→ Assigned task: A faithful copy of the whole listing is required, with nothing left out.
Provided records section start
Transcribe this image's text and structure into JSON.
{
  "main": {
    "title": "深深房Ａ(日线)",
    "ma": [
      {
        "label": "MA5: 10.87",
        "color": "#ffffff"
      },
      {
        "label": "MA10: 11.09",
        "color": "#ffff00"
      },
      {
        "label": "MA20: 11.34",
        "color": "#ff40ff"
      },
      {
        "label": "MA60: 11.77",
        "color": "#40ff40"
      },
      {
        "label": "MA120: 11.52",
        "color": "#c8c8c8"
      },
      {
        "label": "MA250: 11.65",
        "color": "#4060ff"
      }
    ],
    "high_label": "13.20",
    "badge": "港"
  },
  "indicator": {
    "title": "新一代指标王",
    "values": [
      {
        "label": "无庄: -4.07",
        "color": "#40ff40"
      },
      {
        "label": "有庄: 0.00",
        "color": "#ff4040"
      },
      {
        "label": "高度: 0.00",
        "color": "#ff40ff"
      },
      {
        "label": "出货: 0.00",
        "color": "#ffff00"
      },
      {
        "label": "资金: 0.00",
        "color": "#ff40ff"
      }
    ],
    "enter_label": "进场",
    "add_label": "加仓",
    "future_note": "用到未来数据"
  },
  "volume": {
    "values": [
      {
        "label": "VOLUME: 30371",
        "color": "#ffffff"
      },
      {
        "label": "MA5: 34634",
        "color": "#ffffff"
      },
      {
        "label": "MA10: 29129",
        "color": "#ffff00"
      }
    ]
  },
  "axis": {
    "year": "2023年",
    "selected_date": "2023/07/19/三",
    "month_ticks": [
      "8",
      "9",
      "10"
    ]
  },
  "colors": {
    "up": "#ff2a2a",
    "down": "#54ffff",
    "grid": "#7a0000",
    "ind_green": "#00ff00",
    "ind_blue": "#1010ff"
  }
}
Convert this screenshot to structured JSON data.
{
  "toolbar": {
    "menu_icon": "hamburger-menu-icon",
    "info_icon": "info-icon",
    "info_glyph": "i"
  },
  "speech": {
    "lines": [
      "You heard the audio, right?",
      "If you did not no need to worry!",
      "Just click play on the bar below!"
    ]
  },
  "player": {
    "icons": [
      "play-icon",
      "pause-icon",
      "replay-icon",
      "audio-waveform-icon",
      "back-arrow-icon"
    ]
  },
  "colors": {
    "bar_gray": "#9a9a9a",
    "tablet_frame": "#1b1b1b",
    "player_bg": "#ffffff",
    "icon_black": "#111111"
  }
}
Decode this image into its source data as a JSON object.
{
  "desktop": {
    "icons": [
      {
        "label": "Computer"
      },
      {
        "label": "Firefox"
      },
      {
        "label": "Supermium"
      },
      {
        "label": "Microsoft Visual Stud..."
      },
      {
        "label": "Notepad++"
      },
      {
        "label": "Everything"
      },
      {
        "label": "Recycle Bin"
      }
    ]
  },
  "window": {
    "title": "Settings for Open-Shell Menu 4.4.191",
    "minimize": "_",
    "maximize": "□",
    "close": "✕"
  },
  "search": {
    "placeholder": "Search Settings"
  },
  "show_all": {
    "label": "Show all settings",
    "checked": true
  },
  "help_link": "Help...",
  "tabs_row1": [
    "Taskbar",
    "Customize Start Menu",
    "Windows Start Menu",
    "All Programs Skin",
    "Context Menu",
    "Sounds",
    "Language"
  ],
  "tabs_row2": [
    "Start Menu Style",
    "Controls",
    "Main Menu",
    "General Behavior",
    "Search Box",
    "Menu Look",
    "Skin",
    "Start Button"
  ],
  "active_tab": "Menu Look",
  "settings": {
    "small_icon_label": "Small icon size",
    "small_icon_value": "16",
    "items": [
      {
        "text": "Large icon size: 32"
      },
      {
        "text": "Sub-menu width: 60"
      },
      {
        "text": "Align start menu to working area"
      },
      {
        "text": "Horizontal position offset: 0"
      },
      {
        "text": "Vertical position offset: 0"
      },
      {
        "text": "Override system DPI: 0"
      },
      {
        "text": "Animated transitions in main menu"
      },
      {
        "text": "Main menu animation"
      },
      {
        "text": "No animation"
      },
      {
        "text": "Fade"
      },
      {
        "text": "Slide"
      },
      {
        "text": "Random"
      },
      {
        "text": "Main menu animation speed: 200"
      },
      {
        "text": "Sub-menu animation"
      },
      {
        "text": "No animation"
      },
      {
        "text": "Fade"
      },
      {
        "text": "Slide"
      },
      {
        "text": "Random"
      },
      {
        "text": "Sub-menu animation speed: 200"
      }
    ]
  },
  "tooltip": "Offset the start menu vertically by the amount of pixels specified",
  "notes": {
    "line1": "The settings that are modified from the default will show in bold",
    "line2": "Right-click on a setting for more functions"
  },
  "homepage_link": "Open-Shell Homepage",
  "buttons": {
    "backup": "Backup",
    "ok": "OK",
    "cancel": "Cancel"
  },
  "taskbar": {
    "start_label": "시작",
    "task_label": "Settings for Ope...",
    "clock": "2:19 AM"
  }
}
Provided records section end
→ Exercise answer:
Transcribe this image's text and structure into JSON.
{
  "main": {
    "title": "深深房Ａ(日线)",
    "ma": [
      {
        "label": "MA5: 10.87",
        "color": "#ffffff"
      },
      {
        "label": "MA10: 11.09",
        "color": "#ffff00"
      },
      {
        "label": "MA20: 11.34",
        "color": "#ff40ff"
      },
      {
        "label": "MA60: 11.77",
        "color": "#40ff40"
      },
      {
        "label": "MA120: 11.52",
        "color": "#c8c8c8"
      },
      {
        "label": "MA250: 11.65",
        "color": "#4060ff"
      }
    ],
    "high_label": "13.20",
    "badge": "港"
  },
  "indicator": {
    "title": "新一代指标王",
    "values": [
      {
        "label": "无庄: -4.07",
        "color": "#40ff40"
      },
      {
        "label": "有庄: 0.00",
        "color": "#ff4040"
      },
      {
        "label": "高度: 0.00",
        "color": "#ff40ff"
      },
      {
        "label": "出货: 0.00",
        "color": "#ffff00"
      },
      {
        "label": "资金: 0.00",
        "color": "#ff40ff"
      }
    ],
    "enter_label": "进场",
    "add_label": "加仓",
    "future_note": "用到未来数据"
  },
  "volume": {
    "values": [
      {
        "label": "VOLUME: 30371",
        "color": "#ffffff"
      },
      {
        "label": "MA5: 34634",
        "color": "#ffffff"
      },
      {
        "label": "MA10: 29129",
        "color": "#ffff00"
      }
    ]
  },
  "axis": {
    "year": "2023年",
    "selected_date": "2023/07/19/三",
    "month_ticks": [
      "8",
      "9",
      "10"
    ]
  },
  "colors": {
    "up": "#ff2a2a",
    "down": "#54ffff",
    "grid": "#7a0000",
    "ind_green": "#00ff00",
    "ind_blue": "#1010ff"
  }
}
Convert this screenshot to structured JSON data.
{
  "toolbar": {
    "menu_icon": "hamburger-menu-icon",
    "info_icon": "info-icon",
    "info_glyph": "i"
  },
  "speech": {
    "lines": [
      "You heard the audio, right?",
      "If you did not no need to worry!",
      "Just click play on the bar below!"
    ]
  },
  "player": {
    "icons": [
      "play-icon",
      "pause-icon",
      "replay-icon",
      "audio-waveform-icon",
      "back-arrow-icon"
    ]
  },
  "colors": {
    "bar_gray": "#9a9a9a",
    "tablet_frame": "#1b1b1b",
    "player_bg": "#ffffff",
    "icon_black": "#111111"
  }
}
Decode this image into its source data as a JSON object.
{
  "desktop": {
    "icons": [
      {
        "label": "Computer"
      },
      {
        "label": "Firefox"
      },
      {
        "label": "Supermium"
      },
      {
        "label": "Microsoft Visual Stud..."
      },
      {
        "label": "Notepad++"
      },
      {
        "label": "Everything"
      },
      {
        "label": "Recycle Bin"
      }
    ]
  },
  "window": {
    "title": "Settings for Open-Shell Menu 4.4.191",
    "minimize": "_",
    "maximize": "□",
    "close": "✕"
  },
  "search": {
    "placeholder": "Search Settings"
  },
  "show_all": {
    "label": "Show all settings",
    "checked": true
  },
  "help_link": "Help...",
  "tabs_row1": [
    "Taskbar",
    "Customize Start Menu",
    "Windows Start Menu",
    "All Programs Skin",
    "Context Menu",
    "Sounds",
    "Language"
  ],
  "tabs_row2": [
    "Start Menu Style",
    "Controls",
    "Main Menu",
    "General Behavior",
    "Search Box",
    "Menu Look",
    "Skin",
    "Start Button"
  ],
  "active_tab": "Menu Look",
  "settings": {
    "small_icon_label": "Small icon size",
    "small_icon_value": "16",
    "items": [
      {
        "text": "Large icon size: 32"
      },
      {
        "text": "Sub-menu width: 60"
      },
      {
        "text": "Align start menu to working area"
      },
      {
        "text": "Horizontal position offset: 0"
      },
      {
        "text": "Vertical position offset: 0"
      },
      {
        "text": "Override system DPI: 0"
      },
      {
        "text": "Animated transitions in main menu"
      },
      {
        "text": "Main menu animation"
      },
      {
        "text": "No animation"
      },
      {
        "text": "Fade"
      },
      {
        "text": "Slide"
      },
      {
        "text": "Random"
      },
      {
        "text": "Main menu animation speed: 200"
      },
      {
        "text": "Sub-menu animation"
      },
      {
        "text": "No animation"
      },
      {
        "text": "Fade"
      },
      {
        "text": "Slide"
      },
      {
        "text": "Random"
      },
      {
        "text": "Sub-menu animation speed: 200"
      }
    ]
  },
  "tooltip": "Offset the start menu vertically by the amount of pixels specified",
  "notes": {
    "line1": "The settings that are modified from the default will show in bold",
    "line2": "Right-click on a setting for more functions"
  },
  "homepage_link": "Open-Shell Homepage",
  "buttons": {
    "backup": "Backup",
    "ok": "OK",
    "cancel": "Cancel"
  },
  "taskbar": {
    "start_label": "시작",
    "task_label": "Settings for Ope...",
    "clock": "2:19 AM"
  }
}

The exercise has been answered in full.